• [WORK INSTRUCTION]: Write out the records again exactly. Nothing should be dropped.

[Items from an interface collection]
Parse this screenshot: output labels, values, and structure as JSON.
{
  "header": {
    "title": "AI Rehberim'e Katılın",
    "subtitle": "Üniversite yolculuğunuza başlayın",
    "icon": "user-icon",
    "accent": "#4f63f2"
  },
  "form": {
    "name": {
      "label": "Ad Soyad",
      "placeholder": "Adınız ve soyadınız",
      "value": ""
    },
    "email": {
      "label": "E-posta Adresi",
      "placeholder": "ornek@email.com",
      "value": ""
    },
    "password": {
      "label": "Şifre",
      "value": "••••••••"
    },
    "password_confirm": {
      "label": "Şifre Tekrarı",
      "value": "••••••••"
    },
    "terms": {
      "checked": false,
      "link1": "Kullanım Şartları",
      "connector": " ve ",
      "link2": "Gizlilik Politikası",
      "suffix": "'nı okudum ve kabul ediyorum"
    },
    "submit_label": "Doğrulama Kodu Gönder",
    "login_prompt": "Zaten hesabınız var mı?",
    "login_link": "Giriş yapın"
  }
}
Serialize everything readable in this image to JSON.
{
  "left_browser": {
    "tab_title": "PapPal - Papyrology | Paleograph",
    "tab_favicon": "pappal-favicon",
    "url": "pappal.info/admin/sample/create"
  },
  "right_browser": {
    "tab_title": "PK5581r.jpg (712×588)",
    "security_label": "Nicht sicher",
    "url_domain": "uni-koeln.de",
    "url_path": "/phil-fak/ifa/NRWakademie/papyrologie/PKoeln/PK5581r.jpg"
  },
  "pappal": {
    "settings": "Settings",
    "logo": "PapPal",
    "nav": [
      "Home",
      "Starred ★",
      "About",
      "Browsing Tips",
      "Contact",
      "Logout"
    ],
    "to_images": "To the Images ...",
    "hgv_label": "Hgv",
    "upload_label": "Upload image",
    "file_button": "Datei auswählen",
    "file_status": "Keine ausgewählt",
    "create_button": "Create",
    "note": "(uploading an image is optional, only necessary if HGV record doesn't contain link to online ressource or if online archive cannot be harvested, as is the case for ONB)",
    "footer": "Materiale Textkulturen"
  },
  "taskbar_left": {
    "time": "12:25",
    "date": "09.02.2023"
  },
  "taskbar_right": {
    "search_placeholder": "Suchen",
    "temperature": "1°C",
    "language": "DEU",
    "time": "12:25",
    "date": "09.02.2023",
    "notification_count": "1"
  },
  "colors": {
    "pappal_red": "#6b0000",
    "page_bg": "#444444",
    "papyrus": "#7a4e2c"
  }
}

• [ANSWER SECTION]:
Parse this screenshot: output labels, values, and structure as JSON.
{
  "header": {
    "title": "AI Rehberim'e Katılın",
    "subtitle": "Üniversite yolculuğunuza başlayın",
    "icon": "user-icon",
    "accent": "#4f63f2"
  },
  "form": {
    "name": {
      "label": "Ad Soyad",
      "placeholder": "Adınız ve soyadınız",
      "value": ""
    },
    "email": {
      "label": "E-posta Adresi",
      "placeholder": "ornek@email.com",
      "value": ""
    },
    "password": {
      "label": "Şifre",
      "value": "••••••••"
    },
    "password_confirm": {
      "label": "Şifre Tekrarı",
      "value": "••••••••"
    },
    "terms": {
      "checked": false,
      "link1": "Kullanım Şartları",
      "connector": " ve ",
      "link2": "Gizlilik Politikası",
      "suffix": "'nı okudum ve kabul ediyorum"
    },
    "submit_label": "Doğrulama Kodu Gönder",
    "login_prompt": "Zaten hesabınız var mı?",
    "login_link": "Giriş yapın"
  }
}
Serialize everything readable in this image to JSON.
{
  "left_browser": {
    "tab_title": "PapPal - Papyrology | Paleograph",
    "tab_favicon": "pappal-favicon",
    "url": "pappal.info/admin/sample/create"
  },
  "right_browser": {
    "tab_title": "PK5581r.jpg (712×588)",
    "security_label": "Nicht sicher",
    "url_domain": "uni-koeln.de",
    "url_path": "/phil-fak/ifa/NRWakademie/papyrologie/PKoeln/PK5581r.jpg"
  },
  "pappal": {
    "settings": "Settings",
    "logo": "PapPal",
    "nav": [
      "Home",
      "Starred ★",
      "About",
      "Browsing Tips",
      "Contact",
      "Logout"
    ],
    "to_images": "To the Images ...",
    "hgv_label": "Hgv",
    "upload_label": "Upload image",
    "file_button": "Datei auswählen",
    "file_status": "Keine ausgewählt",
    "create_button": "Create",
    "note": "(uploading an image is optional, only necessary if HGV record doesn't contain link to online ressource or if online archive cannot be harvested, as is the case for ONB)",
    "footer": "Materiale Textkulturen"
  },
  "taskbar_left": {
    "time": "12:25",
    "date": "09.02.2023"
  },
  "taskbar_right": {
    "search_placeholder": "Suchen",
    "temperature": "1°C",
    "language": "DEU",
    "time": "12:25",
    "date": "09.02.2023",
    "notification_count": "1"
  },
  "colors": {
    "pappal_red": "#6b0000",
    "page_bg": "#444444",
    "papyrus": "#7a4e2c"
  }
}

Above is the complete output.